Mr Mitri said the document stressed the unity and the authority of the state
Lebanon's information minister has said the cabinet has unanimously approved a policy statement aimed at ending the country's political deadlock.
Tarik Mitri said the document confirmed the unity government's authority in all matters.

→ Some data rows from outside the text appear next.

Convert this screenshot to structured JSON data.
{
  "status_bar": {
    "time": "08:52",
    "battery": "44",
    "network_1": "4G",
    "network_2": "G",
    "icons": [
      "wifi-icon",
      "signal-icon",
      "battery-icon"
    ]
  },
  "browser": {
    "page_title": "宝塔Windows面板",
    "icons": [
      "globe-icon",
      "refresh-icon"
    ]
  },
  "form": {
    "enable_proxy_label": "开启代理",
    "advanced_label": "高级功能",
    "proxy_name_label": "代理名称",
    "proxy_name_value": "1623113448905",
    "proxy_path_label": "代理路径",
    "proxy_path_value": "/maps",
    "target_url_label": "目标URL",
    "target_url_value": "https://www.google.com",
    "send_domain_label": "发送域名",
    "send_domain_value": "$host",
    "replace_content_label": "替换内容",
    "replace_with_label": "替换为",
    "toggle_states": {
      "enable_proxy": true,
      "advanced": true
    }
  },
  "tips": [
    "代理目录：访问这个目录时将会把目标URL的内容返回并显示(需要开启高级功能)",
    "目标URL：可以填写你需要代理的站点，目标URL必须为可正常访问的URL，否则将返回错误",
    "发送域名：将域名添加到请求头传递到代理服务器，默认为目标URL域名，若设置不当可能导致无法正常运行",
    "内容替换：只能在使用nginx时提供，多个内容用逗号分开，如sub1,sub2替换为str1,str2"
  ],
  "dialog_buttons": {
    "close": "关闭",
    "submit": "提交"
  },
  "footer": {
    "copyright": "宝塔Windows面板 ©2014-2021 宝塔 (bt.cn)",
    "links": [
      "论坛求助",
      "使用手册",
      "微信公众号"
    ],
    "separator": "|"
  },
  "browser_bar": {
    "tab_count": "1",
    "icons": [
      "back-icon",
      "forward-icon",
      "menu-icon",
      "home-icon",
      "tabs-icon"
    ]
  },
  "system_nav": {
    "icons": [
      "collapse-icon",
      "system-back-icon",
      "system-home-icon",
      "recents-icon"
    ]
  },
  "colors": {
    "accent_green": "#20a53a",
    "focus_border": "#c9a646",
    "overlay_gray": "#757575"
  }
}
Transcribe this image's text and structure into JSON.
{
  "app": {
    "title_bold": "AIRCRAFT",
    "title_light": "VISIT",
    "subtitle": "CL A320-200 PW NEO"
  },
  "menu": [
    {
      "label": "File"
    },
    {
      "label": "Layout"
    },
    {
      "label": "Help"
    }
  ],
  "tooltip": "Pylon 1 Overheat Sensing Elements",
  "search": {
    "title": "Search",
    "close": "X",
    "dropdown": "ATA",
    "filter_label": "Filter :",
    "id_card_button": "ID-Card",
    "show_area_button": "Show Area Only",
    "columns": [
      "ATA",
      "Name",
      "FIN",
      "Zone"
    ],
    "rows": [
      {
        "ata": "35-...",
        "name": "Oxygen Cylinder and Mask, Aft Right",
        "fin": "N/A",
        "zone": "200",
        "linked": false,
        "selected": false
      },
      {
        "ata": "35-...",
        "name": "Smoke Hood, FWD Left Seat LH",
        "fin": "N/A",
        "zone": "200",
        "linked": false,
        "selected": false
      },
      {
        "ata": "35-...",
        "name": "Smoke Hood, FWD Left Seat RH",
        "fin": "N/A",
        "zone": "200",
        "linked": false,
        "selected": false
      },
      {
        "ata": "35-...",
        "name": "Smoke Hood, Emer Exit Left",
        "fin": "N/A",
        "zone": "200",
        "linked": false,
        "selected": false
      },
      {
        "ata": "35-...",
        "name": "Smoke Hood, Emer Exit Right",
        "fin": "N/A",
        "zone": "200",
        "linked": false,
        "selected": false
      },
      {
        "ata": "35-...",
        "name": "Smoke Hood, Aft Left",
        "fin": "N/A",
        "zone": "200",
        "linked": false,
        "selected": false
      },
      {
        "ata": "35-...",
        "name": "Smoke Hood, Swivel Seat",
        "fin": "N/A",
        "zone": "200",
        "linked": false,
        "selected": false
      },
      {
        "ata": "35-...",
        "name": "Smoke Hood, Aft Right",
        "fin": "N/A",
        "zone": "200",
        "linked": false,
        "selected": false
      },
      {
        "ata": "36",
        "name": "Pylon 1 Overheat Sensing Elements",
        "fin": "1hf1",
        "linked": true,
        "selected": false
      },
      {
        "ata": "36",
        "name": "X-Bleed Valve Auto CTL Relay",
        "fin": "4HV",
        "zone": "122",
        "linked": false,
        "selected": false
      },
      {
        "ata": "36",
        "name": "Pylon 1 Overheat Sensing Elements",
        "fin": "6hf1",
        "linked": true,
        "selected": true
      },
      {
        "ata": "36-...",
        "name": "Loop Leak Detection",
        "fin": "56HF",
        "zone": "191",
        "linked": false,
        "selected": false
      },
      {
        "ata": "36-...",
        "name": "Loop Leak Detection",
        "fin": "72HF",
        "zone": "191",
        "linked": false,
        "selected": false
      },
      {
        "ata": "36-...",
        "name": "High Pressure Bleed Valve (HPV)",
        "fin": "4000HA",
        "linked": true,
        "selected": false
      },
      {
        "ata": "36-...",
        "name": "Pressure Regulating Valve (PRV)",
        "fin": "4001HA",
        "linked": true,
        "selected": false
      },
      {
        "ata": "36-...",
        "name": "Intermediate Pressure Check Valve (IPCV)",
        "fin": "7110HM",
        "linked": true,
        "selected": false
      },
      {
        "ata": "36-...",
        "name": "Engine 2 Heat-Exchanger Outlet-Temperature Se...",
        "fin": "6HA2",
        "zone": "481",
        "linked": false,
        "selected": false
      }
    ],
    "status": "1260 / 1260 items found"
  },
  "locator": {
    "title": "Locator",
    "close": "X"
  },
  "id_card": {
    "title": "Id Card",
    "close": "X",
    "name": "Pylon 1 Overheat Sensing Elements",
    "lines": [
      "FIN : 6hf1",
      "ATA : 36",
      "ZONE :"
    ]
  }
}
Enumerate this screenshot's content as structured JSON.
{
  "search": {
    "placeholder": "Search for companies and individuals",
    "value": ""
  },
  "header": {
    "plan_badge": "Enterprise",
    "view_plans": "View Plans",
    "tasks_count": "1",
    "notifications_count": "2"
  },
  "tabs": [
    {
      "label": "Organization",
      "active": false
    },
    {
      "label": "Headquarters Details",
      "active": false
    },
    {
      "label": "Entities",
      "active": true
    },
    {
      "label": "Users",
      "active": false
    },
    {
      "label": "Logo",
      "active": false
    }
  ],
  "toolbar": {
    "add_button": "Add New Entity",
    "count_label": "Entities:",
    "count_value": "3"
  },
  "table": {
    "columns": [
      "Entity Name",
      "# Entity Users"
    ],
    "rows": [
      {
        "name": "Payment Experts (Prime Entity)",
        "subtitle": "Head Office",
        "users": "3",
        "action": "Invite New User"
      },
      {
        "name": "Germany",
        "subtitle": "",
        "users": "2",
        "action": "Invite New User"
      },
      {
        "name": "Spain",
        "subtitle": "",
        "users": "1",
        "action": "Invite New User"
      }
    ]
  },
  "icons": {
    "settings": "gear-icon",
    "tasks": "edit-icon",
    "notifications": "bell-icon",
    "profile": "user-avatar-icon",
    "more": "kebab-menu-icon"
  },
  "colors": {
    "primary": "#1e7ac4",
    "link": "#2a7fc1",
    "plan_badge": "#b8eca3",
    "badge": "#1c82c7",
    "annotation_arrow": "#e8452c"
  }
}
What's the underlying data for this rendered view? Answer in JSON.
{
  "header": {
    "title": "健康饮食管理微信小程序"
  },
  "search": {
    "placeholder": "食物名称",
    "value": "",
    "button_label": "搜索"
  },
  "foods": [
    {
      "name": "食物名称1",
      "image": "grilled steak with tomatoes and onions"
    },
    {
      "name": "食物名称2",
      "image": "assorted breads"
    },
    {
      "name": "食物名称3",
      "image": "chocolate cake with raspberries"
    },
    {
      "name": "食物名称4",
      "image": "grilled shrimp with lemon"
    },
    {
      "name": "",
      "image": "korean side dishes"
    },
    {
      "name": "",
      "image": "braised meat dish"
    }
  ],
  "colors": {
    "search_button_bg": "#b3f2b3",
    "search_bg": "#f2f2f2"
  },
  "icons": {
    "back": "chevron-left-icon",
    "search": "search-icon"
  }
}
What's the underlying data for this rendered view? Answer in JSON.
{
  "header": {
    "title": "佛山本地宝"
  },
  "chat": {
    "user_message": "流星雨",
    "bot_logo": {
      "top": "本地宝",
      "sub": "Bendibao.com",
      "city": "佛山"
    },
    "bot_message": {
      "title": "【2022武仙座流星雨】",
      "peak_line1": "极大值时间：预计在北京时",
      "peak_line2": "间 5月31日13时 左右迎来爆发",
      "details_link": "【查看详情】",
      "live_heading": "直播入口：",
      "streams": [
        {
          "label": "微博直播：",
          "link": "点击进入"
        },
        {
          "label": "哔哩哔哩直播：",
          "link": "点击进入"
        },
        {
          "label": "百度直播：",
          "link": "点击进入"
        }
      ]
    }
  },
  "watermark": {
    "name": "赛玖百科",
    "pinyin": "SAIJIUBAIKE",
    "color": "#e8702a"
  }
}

However, it does not clarify the issue of weapons held by Hezbollah.
It asserted "the right of Lebanon's people, the army and the resistance to liberate all its territories", he said.
Parliament is expected to hold a vote of confidence in the cabinet this week.
An agreement to form a national unity government was reached in May following a long period of political paralysis and the worst sectarian violence in Lebanon since the end of the civil war in 1990.
The Western-backed parliamentary majority has 16 seats in the new cabinet, while former opposition groups supported by Syria and Iran, and led by Hezbollah, have enough to veto major decisions.
Following protracted negotiations among the parties, in particular about how to refer to weapons held by Hezbollah, Mr Mitri said on Monday evening that the cabinet had approved the policy statement.
The text stated that it is the "right of Lebanon's people, the army and the resistance to liberate all its territories in the Shebaa Farms, Kfarshuba Hill and Ghajar" which are occupied by Israel, he said.
Michel Suileiman was elected president in May, ending months of deadlock
Correspondents say the term "resistance" refers to Hezbollah, which views itself as Lebanon's legitimate resistance to Israel.
Mr Mitri added that some members of the pro-Western bloc had unsuccessfully attempted to add "under the state's supervision" to the sentence. Others initially wanted to defer the issue to a forthcoming national dialogue.
But he stressed that the document did assert that "the unity and the authority of the state would be the guiding principle of all government decisions and actions".
Parliament must now discuss the statement, so that it can hold a vote of confidence in Prime Minister Fouad Siniora's government. A meeting is expected later this week.
Meanwhile, President Michel Suleiman has agreed to visit Damascus next week for talks with his Syrian counterpart, Bashar al-Assad, officials have told the AFP news agency.
Relations have been strained since 2005, when Syria withdrew its troops from Lebanon after a presence of 29 years, in the aftermath of the assassination of the former Prime Minister, Rafik Hariri.
Many Lebanese blame Syria for the killing, but the government has consistently denied any involvement.
Last month, the two countries agreed to re-establish formal diplomatic relations.